Trump Wants to Shut Down His Charity Foundation, But Can’t Due to Ongoing Investigation

Trump Wants to Shut Down His Charity Foundation, But Can’t Due to Ongoing Investigation

Nov 21

In December 2016, Donald Trump promised to terminate his charity, the Donald J. Trump Foundation, in order to avoid any possible conflicts of interest during his presidency. In an effort to make good on that promise, the Foundation announced its intent to shut down in a 2016 IRS document that was submitted this month. There’s just one problem: the Donald J. Trump Foundation is currently under investigation, and the New York Attorney General’s Office isn’t going to let the Foundation dissolve until that investigation concludes. “As the Foundation is still under investigation by this office, it cannot legally dissolve until that investigation is complete,” said Amy Spitalnick, the attorney general’s press secretary. In October 2016, New York Attorney General Eric Schneiderman ordered the Donald J. Trump Foundation to stop soliciting donations following a report that it lacked the proper authorization to do so. An investigation was launched after the Foundation admitted to having violated federal laws on “self-dealing” in its 2015 tax filing.
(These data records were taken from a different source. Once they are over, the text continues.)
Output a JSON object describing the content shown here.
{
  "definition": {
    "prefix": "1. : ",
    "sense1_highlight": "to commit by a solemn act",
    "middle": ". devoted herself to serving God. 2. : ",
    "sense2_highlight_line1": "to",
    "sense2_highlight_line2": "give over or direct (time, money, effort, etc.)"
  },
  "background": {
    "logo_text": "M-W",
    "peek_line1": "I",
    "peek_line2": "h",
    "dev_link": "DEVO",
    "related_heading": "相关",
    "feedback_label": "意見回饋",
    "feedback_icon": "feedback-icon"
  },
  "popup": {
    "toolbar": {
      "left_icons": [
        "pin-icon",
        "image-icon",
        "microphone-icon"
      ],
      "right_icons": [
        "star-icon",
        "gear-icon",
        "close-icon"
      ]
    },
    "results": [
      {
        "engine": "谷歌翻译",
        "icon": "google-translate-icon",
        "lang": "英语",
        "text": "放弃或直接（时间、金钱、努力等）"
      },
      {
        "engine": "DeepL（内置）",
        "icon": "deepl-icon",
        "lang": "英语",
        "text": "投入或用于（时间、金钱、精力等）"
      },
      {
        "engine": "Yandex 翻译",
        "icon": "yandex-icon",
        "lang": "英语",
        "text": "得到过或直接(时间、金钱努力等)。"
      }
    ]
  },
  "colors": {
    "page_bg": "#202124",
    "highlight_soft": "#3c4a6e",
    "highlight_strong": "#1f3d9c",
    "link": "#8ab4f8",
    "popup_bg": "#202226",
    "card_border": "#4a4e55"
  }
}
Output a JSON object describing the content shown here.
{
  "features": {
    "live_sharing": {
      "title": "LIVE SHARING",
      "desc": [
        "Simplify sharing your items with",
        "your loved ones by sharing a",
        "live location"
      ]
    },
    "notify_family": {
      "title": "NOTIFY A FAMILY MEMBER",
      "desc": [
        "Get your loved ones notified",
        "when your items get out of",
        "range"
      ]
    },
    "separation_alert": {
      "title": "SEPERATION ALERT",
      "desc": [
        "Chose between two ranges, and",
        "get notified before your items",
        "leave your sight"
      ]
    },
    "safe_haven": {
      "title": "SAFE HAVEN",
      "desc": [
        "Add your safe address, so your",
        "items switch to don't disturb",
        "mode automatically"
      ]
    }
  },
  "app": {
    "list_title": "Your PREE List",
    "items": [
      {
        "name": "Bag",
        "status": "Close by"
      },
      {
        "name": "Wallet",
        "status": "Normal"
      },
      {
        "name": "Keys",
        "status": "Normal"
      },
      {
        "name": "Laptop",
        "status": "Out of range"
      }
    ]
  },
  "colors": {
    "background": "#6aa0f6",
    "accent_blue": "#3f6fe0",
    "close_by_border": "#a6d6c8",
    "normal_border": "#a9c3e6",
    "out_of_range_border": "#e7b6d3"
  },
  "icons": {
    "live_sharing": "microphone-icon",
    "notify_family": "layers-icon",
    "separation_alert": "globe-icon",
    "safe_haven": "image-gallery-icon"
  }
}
These laws forbid nonprofit leaders from diverting charity funds to themselves, their businesses, or families. A spokesperson for the Foundation confirmed that it is currently under investigation, but maintained that the organization is cooperating with officials: “The Foundation continues to cooperate with the New York Attorney General’s Charities Division, and as previously announced by the President, his advisers are working with the Charities Division to wind up the affairs of the Foundation. The Foundation looks forward to distributing its remaining assets at the earliest possible time to aid numerous worthy charitable organizations.” There is still no word on when the investigation is expected to conclude. When it does, the Donald J. Trump Foundation will distribute its remaining funds to other charitable organizations. The Foundation reported assets of about $970,000 at the end of 2016. Representatives from the Foundation have yet to announce which charities will receive the...

A Tribute to Eliza Hamilton, Whose Charitable Legacy Will Not Be Forgotten

A Tribute to Eliza Hamilton, Whose Charitable Legacy Will Not Be Forgotten

Nov 16

“And when my time is up, have I done enough? Will they tell my story?” There were always tears in the audience when Phillipa Soo sang that line near the end of the Broadway musical Hamilton. Soo was playing the role of Eliza Hamilton, who spent a lifetime trying to fulfill her husband Alexander Hamilton’s curtailed legacy. Eliza, who barely gets a footnote in the history books compared to her founding father husband, was a force of philanthropy. The ripples of her work can still be felt today. Eliza Schuyler Hamilton founded Graham Windham as an orphanage in 1806, and the organization is still alive today, over a century later as a family and youth services organization. They serve over 4,000 children a year, providing foster care, counseling for at-risk families, and a therapeutic school. Soo, together with Hamilton‘s creator Lin-Manuel Miranda, couldn’t resist linking their show to Eliza’s legacy. Soo initiated The Eliza Project, a scholarship program to provide Graham Windham students with workshops in acting, dancing, and rap. Hamilton‘s assistant dance captain, Morgan Marcell, recruited many cast members to participate in “Share Your Stories,” his pen-pal initiative between artists and Graham students. The goal is to encourage students to take “authorship over their own lives.” Members of the Hamilton cast and crew were also instrumental in connecting Graham Windham with Broadway Cares, a grant-making program which provides funding to projects for underserved communities. Broadway Cares was responsible for funding most of the above-mentioned projects. While Eliza Hamilton’s achievements were her own, it cannot be doubted that it is the flame Hamilton re-lit for her that is responsible for the Smithsonian placing her portrait in the collection of the National Museum of American History’s new philanthropy collection. Before it goes to its permanent home there, the portrait, which is in fact donated by Graham Windham, will be displayed beside Miranda’s green silk suit from his role as Hamilton in his own Broadway production. *Photo credit: EQRoy /...